• [TASK]
Print out the data below. Do not alter a single line.

• [EXTRACTED RECORDS]
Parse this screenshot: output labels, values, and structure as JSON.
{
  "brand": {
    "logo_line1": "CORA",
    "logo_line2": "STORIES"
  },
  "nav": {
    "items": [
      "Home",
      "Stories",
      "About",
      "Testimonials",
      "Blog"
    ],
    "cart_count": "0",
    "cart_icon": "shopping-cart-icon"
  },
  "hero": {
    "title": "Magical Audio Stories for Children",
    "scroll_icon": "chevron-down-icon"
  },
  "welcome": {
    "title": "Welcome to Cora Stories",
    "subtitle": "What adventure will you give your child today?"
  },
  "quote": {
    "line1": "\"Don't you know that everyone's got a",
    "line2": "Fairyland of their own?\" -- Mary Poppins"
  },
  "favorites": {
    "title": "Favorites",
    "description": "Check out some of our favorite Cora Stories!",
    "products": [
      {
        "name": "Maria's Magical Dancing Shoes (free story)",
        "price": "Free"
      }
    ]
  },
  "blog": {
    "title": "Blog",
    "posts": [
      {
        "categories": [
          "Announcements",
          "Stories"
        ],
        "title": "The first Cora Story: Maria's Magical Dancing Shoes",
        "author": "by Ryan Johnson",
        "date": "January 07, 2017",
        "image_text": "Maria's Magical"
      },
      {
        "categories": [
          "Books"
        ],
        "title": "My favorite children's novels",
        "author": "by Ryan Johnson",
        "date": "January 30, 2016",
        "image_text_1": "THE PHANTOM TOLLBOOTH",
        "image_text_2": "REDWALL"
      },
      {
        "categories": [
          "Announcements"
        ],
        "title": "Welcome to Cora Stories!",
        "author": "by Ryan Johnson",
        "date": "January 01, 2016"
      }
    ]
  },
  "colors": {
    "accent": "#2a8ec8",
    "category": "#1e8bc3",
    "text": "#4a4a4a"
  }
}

• [ANSWER SECTION]
Parse this screenshot: output labels, values, and structure as JSON.
{
  "brand": {
    "logo_line1": "CORA",
    "logo_line2": "STORIES"
  },
  "nav": {
    "items": [
      "Home",
      "Stories",
      "About",
      "Testimonials",
      "Blog"
    ],
    "cart_count": "0",
    "cart_icon": "shopping-cart-icon"
  },
  "hero": {
    "title": "Magical Audio Stories for Children",
    "scroll_icon": "chevron-down-icon"
  },
  "welcome": {
    "title": "Welcome to Cora Stories",
    "subtitle": "What adventure will you give your child today?"
  },
  "quote": {
    "line1": "\"Don't you know that everyone's got a",
    "line2": "Fairyland of their own?\" -- Mary Poppins"
  },
  "favorites": {
    "title": "Favorites",
    "description": "Check out some of our favorite Cora Stories!",
    "products": [
      {
        "name": "Maria's Magical Dancing Shoes (free story)",
        "price": "Free"
      }
    ]
  },
  "blog": {
    "title": "Blog",
    "posts": [
      {
        "categories": [
          "Announcements",
          "Stories"
        ],
        "title": "The first Cora Story: Maria's Magical Dancing Shoes",
        "author": "by Ryan Johnson",
        "date": "January 07, 2017",
        "image_text": "Maria's Magical"
      },
      {
        "categories": [
          "Books"
        ],
        "title": "My favorite children's novels",
        "author": "by Ryan Johnson",
        "date": "January 30, 2016",
        "image_text_1": "THE PHANTOM TOLLBOOTH",
        "image_text_2": "REDWALL"
      },
      {
        "categories": [
          "Announcements"
        ],
        "title": "Welcome to Cora Stories!",
        "author": "by Ryan Johnson",
        "date": "January 01, 2016"
      }
    ]
  },
  "colors": {
    "accent": "#2a8ec8",
    "category": "#1e8bc3",
    "text": "#4a4a4a"
  }
}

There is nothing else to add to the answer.